Hi all! Just 21 MORE DAY UNTIL HALLOWEEN! Got Megan’s Halloween costume figured out (She’s going as the White Rabbit and I’m going as Alice. I’m always chasing after her, so may as well have a costume that fits), gotta figure out if I”m making or purchasing mine yet.
For this entry I’m varying from the picture books I’ve been looking at thus far and changing gears to a good early reader chapter book. One of those difficult “next step up from the readers” books that I get asked about on an almost daily basis. Katharine the Almost Great is a good series for both boys and girls. Can’t Keep Trackula of Jackula by Lisa Mullarkey; illustrated by Phyllis Harris focuses around Katharine’s baby brother (Jack) and the influence of Halloween on Katharine’s wild imagination and her flair for the dramatic.
Katharine the Almost Great, dubbed by her parents as “Almost” because they consider her a work in progress due to her dramatic nature, doesn’t like to admit that she is still scared of the monster’s of Halloween. After watching the movie Dracula with her cousin Crockett and her baby brother Jack (who loved whenever Dracula came on the screen), Katharine is spooked but not willing to admit it. After laying down on the couch for a short nap, she is awakened by someone biting her toe; her brother Jack. Katharine (basing her rationale around the movie), begins to believe Jack (who is teething) has become a vampire: JACKULA! As Jack struggles with his teething, sprouting teeth randomly and being up at all hours of the night, Katharine tries to convince her family that this is not her baby brother anymore, this is a vampire!

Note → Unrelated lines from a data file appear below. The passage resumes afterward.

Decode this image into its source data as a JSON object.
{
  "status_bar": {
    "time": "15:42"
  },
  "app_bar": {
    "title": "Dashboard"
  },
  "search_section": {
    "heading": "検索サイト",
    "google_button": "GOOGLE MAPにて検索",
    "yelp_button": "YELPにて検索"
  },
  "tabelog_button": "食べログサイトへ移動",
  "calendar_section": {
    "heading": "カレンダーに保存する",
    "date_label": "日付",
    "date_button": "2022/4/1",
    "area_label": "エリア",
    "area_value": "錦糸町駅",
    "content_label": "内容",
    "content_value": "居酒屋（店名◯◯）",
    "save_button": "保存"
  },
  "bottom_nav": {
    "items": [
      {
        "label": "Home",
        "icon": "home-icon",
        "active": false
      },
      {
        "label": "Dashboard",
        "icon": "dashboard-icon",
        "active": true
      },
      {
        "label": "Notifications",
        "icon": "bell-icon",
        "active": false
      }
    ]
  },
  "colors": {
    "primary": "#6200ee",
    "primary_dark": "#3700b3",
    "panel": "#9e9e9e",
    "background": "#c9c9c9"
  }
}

Katharine is further convinced when Vanessa, aka Miss Priss-A-Poo, hands her a book 101 Ways to Tame Monster Siblings and says that she (Vanessa) believed her little brother to be Frankenstein. As Katharine follows the tips in the book to prove that Jack is now Jackula, Katharine finds that she is getting in more and more trouble with her tired parents and eventually is accused by the school principal of stealing some Halloween costumes. Katharine will need to prove that not only is Jack a vampire, but that she did not steal the costumes before the Halloween parade on Friday!
This is a funny tale of a big sister dealing with her baby brother and her family as they all struggle through a very trying time, TEETHING. The Halloween atmosphere plays into Katharine’s imagination and her dramatic tendencies create trouble and stress on her mother and father. Older siblings will connect with Katharine as she tries to figure out why her cute little brother has suddenly turned into this “biting little monster.”
The dialogue and first person narrative really give young readers a character that they can connect with. Katharine, whenever she is in trouble or is stalling for time, will recite a random fact from her calendar of 365 useless facts (Did you know that cats have 290 bones and 517 muscles in their bodies?). This will often lead to an inner monologue that bounces around in a chaotic normal third grader fashion that children will enjoy, but also does not vary far from the topic.
The illustrations are dispersed to help break up chapters (which are nice and short). The paragraphs are blocked, indented, and double spaced so that each new paragraph is obvious. This is often helpful to early readers; it gives clarity to who is speaking and helps them see the breaks in written language which will carry into the next level of books and eventually their writing. This is a great Halloween story for those just gaining confidence in their reading. Katharine the Almost Great is a fun character and one that many girls and boys will connect with.
Author: Lisa Mullarkey
Illustrator: Phyllis Harris
Age: 2nd-4th grade
Series: Katharine the Almost Great: Uses her Common Sense, The Biggest Star by Far, Major Mama Drama, The Red, White, and Blue Crew, and Bent Out of Shape
Publisher: Magic Wagon, Edina, Minnesota